Every Wednesday afternoon, at 1:30, Faculty Council convenes. We discuss an agenda of various items and report out from various sub-committees. As chair of the GSLIS IT Committee, I share our meeting minutes with the whole faculty. The funny thing is, I was very quiet in early meetings my first year teaching. I felt it was better to get the lay of the land before talking too much. Recently, I reported on our ongoing work with new technologies for teaching such as AdobeConnect. Other reports are shared and there’s general discussion – and some laugh out loud moments too! We’re prepping for our COA visit these days so that’s on everyone’s mind.

After Faculty Council, I gather my things and head into downtown Chicago. Dominican offers courses in various off-site locations and faculty take turns teaching there. This semester I’m teaching LIS701 Introduction to Library and Information Science in the Staff Development Office Training Room at Chicago Public Library. I have office hours for the downtown students from 4-5pm at Panera Bread and then head into CPL for class. We discuss the week’s articles, I lecture from the readings a bit and the students breakout into discussion groups. Last night, for example we spent 2 hours on collection development. I absolutely love this module and enjoy sharing some SJCPL stories.

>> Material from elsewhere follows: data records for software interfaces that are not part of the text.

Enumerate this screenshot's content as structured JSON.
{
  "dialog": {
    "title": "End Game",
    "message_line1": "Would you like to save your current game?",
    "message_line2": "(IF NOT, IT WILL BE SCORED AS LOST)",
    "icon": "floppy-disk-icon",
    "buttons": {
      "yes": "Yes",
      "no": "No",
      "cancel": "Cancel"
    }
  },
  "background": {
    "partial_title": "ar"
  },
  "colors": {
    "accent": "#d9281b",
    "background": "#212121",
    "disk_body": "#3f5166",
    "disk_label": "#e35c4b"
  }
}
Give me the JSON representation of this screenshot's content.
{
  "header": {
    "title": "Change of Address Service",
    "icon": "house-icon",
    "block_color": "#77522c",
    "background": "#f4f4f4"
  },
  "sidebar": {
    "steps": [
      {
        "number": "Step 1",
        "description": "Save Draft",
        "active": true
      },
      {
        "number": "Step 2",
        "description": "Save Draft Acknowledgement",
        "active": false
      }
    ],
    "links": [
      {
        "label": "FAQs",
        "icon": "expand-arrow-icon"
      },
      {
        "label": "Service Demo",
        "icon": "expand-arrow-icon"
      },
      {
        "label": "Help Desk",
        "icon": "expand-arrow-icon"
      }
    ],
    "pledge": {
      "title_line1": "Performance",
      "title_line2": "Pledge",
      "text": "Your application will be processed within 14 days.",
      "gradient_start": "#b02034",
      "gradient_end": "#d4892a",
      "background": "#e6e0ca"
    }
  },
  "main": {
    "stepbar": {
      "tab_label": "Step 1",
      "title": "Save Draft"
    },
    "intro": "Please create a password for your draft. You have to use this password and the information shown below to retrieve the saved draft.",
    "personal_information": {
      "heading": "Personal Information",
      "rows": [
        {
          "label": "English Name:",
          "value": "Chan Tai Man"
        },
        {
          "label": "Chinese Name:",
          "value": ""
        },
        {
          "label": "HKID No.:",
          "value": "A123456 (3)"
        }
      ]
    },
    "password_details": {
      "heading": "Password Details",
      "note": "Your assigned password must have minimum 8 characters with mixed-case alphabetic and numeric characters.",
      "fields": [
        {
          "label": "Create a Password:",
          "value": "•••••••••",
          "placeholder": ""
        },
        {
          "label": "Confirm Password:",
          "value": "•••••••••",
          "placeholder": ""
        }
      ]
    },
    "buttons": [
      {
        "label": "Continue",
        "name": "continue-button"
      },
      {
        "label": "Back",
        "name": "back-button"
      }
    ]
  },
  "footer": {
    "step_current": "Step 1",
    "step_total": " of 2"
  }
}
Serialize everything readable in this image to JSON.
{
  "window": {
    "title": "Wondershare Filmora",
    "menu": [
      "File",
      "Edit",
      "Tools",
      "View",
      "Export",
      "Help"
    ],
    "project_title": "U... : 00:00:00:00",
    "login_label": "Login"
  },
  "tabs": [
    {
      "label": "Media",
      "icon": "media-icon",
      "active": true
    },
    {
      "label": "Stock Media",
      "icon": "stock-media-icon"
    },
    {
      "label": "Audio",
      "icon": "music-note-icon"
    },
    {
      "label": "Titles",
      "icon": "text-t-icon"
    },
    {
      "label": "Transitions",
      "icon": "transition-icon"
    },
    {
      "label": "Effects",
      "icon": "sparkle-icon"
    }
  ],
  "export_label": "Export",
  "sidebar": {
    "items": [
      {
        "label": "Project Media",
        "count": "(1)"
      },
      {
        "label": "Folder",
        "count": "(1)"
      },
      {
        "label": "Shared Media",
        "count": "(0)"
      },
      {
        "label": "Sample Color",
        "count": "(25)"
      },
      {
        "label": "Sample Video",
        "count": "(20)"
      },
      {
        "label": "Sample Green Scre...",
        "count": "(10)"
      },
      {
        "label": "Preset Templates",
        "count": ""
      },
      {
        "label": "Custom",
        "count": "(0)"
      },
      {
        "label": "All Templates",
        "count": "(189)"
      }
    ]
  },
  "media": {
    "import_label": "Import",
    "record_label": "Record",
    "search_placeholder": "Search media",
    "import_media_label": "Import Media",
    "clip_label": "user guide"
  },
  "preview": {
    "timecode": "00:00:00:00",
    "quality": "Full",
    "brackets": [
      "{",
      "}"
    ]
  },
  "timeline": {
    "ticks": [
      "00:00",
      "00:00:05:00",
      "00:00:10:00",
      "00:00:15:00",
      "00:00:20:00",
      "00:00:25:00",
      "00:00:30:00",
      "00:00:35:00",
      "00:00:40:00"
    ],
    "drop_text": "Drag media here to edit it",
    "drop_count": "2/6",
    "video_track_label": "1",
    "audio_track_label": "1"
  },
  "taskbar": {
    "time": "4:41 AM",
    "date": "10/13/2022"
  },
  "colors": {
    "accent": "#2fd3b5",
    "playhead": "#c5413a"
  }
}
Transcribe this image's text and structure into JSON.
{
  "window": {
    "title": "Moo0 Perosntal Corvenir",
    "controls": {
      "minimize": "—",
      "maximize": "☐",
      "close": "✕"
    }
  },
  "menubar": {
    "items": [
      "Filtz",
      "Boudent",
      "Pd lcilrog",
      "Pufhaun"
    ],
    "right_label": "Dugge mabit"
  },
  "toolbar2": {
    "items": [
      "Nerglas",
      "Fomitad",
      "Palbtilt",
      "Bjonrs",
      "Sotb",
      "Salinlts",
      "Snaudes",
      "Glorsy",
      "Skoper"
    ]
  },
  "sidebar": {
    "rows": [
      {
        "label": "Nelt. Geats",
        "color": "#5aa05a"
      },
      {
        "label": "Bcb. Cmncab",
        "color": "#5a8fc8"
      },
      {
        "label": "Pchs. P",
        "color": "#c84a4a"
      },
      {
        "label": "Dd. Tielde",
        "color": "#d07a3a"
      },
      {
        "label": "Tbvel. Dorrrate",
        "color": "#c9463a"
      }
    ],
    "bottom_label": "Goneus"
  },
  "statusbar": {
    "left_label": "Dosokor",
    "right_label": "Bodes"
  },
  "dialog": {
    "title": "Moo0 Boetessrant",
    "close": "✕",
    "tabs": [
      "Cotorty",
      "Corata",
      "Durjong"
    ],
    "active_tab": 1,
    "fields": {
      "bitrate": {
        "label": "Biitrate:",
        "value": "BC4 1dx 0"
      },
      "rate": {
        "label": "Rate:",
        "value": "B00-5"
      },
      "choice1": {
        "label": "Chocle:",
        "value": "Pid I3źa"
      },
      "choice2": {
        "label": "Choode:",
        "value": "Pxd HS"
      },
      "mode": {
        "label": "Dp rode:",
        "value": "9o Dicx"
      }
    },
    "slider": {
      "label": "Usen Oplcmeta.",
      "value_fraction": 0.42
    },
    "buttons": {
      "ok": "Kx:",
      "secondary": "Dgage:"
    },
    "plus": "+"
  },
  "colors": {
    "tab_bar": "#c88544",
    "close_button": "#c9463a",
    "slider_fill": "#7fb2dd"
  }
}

After class, I’m done for the day and I head back to Oak Park. The late evening before bed is usually spent watching an iTunes TV show, Netflix movie or reading a bit of whatever is in the stack by my bed. I may check in with the TTW Contributors and answer a few more emails, send some texts, etc. I go to bed early these days because there’s tea waiting in the morning and I really enjoy watching the sun come up.

I’m interested in other “Day in the Life” posts – please share yours. And maybe Kyle or Lee will share a day as a student.